[[ RAW DATA, beginning ]]

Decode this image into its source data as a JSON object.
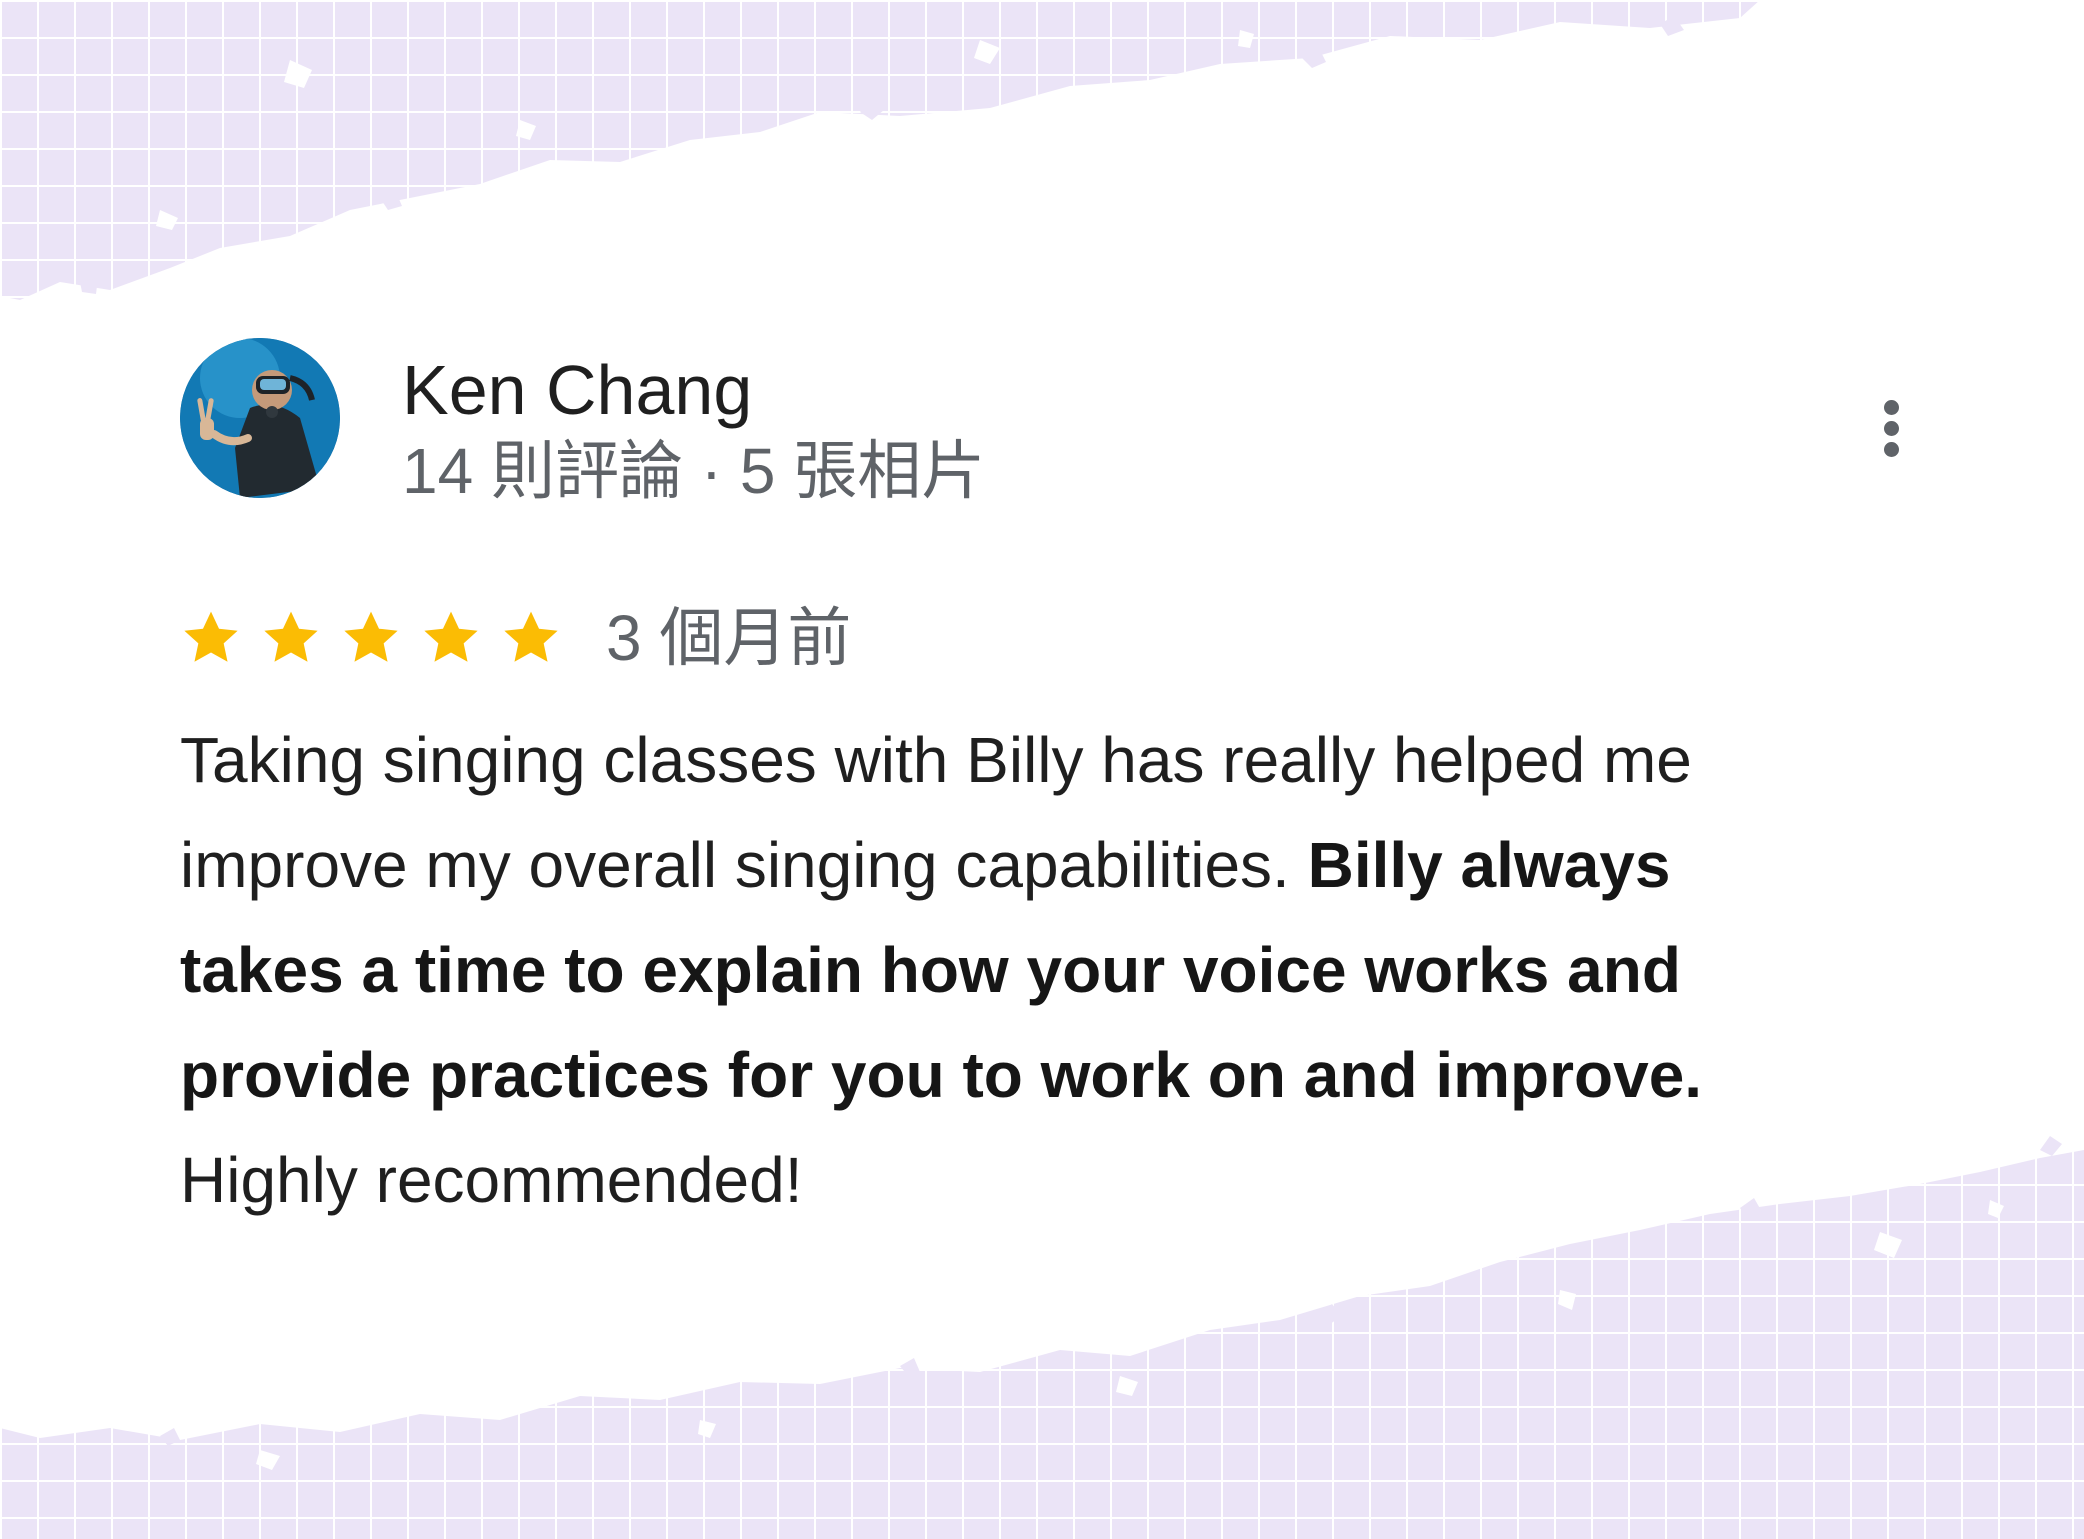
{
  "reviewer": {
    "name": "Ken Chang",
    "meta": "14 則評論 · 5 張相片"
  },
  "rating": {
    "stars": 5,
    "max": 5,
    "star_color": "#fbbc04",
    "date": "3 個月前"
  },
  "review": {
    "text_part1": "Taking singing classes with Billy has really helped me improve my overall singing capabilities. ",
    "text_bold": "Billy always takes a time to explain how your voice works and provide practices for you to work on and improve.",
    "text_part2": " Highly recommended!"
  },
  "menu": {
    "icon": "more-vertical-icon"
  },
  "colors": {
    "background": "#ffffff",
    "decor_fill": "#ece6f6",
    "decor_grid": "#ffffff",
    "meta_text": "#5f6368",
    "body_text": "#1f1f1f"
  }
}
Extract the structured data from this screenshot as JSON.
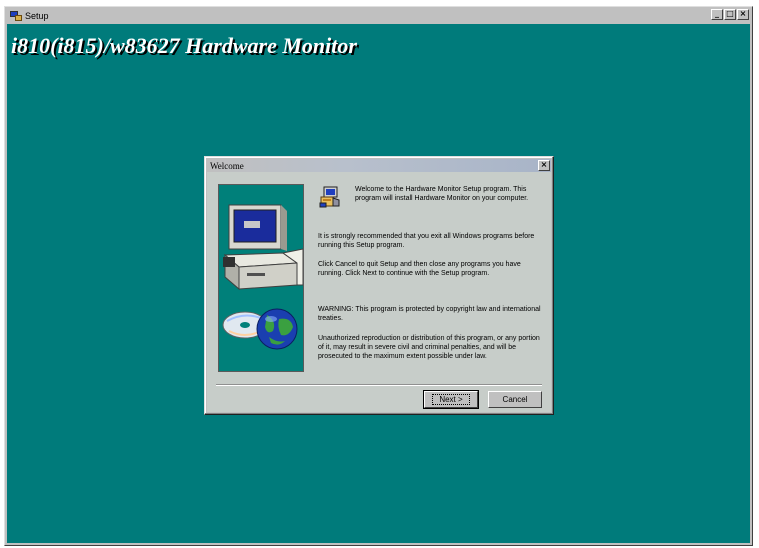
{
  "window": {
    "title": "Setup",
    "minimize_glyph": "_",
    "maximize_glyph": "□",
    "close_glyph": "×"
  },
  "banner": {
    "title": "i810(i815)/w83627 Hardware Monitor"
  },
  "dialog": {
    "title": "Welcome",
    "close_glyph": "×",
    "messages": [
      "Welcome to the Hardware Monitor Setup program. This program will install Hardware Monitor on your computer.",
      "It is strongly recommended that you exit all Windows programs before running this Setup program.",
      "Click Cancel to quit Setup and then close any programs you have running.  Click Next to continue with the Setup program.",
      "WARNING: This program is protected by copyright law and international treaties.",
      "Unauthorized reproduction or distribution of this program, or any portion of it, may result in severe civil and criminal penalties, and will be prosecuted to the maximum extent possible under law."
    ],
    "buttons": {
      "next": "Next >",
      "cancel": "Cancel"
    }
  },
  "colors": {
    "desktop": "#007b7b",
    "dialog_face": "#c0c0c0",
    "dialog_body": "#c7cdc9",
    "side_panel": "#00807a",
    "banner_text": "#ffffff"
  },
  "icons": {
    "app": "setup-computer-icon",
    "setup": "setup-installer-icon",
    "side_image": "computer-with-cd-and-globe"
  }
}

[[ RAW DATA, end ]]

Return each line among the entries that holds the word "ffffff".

- OUTPUT -
    "background": "#ffffff",
    "decor_grid": "#ffffff",
    "banner_text": "#ffffff"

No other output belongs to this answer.